The road crossed Clark’s Creek, below the Ross house, and then swung north and again east, along today’s West Main Ave to the vicinity of 9th St NW. From there a trail wound through the trees to what is now downtown Puyallup.
Where the bridges cross the Puyallup River on North Meridian was also only dense woods. Across the river there were two blockhouses, relics of the Indian War, standing on the Carson claim. The only way to cross the river in 1882, Summerfield said, was by canoe. He described the Carson claim as consisting of 327 acres and extending from the old river bed, which now forms Grayland Park to north of the present river.
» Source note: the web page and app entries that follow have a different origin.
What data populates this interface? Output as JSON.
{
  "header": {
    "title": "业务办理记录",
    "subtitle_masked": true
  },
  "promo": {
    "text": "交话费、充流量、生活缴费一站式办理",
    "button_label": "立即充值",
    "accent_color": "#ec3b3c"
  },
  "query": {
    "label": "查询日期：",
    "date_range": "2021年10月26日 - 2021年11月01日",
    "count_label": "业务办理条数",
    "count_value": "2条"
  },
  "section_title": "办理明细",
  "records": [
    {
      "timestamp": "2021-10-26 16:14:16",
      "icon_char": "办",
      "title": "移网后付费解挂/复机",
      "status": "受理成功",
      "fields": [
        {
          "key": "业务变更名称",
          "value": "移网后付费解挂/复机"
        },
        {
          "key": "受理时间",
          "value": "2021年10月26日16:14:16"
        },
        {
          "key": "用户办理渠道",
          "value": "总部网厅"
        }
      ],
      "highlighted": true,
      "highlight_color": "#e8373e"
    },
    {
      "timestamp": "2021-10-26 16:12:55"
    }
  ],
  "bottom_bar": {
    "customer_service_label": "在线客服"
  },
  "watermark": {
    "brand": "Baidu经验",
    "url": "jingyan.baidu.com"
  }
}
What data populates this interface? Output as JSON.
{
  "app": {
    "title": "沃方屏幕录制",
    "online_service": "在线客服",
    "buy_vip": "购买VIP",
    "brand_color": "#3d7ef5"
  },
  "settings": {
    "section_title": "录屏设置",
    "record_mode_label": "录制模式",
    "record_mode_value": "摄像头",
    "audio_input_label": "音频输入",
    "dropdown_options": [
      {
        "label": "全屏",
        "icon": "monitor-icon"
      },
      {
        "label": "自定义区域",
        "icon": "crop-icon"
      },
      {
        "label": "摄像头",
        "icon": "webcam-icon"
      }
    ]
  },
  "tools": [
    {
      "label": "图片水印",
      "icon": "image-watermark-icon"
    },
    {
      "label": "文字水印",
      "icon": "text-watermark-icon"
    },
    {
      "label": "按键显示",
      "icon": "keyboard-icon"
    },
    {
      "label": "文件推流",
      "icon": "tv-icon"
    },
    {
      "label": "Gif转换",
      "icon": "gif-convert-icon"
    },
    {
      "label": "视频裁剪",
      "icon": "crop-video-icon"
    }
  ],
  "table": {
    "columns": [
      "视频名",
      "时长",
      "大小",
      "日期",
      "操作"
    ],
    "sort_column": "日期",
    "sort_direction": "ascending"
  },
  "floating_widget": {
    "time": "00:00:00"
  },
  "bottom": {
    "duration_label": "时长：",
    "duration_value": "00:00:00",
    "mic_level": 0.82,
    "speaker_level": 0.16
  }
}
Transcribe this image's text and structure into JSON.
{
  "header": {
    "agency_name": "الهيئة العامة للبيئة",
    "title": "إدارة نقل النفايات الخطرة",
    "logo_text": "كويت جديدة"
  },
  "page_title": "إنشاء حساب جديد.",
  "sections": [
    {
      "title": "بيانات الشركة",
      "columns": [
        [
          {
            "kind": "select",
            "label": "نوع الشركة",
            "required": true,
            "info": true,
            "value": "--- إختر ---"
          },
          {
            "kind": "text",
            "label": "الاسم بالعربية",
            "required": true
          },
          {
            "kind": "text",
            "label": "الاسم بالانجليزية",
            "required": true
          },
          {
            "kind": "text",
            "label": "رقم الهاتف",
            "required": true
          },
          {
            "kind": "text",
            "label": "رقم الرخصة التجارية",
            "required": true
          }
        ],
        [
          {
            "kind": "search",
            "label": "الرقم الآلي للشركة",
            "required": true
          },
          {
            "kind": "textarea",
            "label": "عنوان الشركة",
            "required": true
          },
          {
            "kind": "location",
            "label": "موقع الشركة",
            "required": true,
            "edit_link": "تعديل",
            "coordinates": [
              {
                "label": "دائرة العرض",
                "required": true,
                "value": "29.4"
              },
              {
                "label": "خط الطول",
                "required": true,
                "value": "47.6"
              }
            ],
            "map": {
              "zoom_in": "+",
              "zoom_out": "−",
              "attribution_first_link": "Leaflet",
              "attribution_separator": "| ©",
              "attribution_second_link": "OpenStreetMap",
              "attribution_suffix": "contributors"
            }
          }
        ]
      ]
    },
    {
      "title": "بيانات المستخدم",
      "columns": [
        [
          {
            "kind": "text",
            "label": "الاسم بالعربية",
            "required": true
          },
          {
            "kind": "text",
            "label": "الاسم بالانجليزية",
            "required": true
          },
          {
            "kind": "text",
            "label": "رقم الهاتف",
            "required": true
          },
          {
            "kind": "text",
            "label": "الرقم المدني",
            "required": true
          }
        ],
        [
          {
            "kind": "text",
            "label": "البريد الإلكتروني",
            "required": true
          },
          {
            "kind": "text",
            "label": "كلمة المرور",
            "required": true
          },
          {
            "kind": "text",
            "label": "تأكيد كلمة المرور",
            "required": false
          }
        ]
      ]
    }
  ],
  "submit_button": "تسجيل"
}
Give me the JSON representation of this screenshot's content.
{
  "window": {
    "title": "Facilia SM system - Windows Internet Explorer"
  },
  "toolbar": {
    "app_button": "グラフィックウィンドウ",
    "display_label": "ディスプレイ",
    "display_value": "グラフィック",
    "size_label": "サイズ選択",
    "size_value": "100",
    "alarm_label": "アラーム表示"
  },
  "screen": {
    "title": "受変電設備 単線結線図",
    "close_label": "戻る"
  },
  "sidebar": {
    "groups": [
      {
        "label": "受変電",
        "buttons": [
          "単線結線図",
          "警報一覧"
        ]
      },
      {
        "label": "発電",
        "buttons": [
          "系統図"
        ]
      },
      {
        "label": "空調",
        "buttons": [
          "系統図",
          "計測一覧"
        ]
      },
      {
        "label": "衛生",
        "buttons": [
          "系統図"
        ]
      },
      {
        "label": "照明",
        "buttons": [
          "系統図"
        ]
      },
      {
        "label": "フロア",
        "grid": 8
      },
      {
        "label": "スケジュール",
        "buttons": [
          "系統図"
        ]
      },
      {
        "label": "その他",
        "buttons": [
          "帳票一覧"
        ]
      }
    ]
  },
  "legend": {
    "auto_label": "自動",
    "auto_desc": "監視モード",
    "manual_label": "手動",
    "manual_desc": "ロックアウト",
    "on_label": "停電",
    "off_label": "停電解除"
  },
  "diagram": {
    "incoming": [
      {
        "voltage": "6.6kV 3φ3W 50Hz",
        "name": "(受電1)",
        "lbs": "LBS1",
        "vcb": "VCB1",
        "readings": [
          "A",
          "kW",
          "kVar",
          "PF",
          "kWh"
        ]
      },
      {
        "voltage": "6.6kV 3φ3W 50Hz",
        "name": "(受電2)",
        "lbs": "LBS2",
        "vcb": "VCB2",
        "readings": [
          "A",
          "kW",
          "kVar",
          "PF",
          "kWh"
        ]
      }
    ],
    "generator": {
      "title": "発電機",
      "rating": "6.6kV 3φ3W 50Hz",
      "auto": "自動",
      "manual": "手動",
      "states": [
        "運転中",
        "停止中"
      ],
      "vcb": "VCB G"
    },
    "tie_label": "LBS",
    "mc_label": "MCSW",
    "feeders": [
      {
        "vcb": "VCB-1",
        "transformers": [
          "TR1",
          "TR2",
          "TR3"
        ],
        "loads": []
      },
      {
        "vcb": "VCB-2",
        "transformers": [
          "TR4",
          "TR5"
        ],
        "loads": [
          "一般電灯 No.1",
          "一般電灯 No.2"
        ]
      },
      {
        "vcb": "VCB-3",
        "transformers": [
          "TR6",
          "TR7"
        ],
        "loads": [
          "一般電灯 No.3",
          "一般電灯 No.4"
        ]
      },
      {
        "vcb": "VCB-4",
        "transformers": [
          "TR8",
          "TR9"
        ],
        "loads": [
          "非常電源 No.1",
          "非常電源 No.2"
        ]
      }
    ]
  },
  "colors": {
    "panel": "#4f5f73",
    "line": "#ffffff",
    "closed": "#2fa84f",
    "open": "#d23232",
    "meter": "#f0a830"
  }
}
Dense woods covered the ground where the Washington State Fair is today. Summerfield called it “one of the finest stands of timber in the valley.” Some 25 years later a racetrack was cleared, but huge stumps remained in the infield for a long time afterward.
Where Puyallup High School stands today was — again — dense forest. There was one house in the area, on what today is Pioneer Avenue. It belonged to Alec Mathews and was the last house between the settlement and Clark’s Creek. (For that reason, Darius Ross had a separate school district created for his children).
To the east, one of the largest places in the valley belonged to Rominous Nix. It was located near where Shaw Road meets East Main today. Summerfield recalled that a great flood in the valley inundated the Nix place in 1884, washing away 80 acres, two log barns and a log house. The house was later rebuilt and Nix ancestors still live on part of the original property.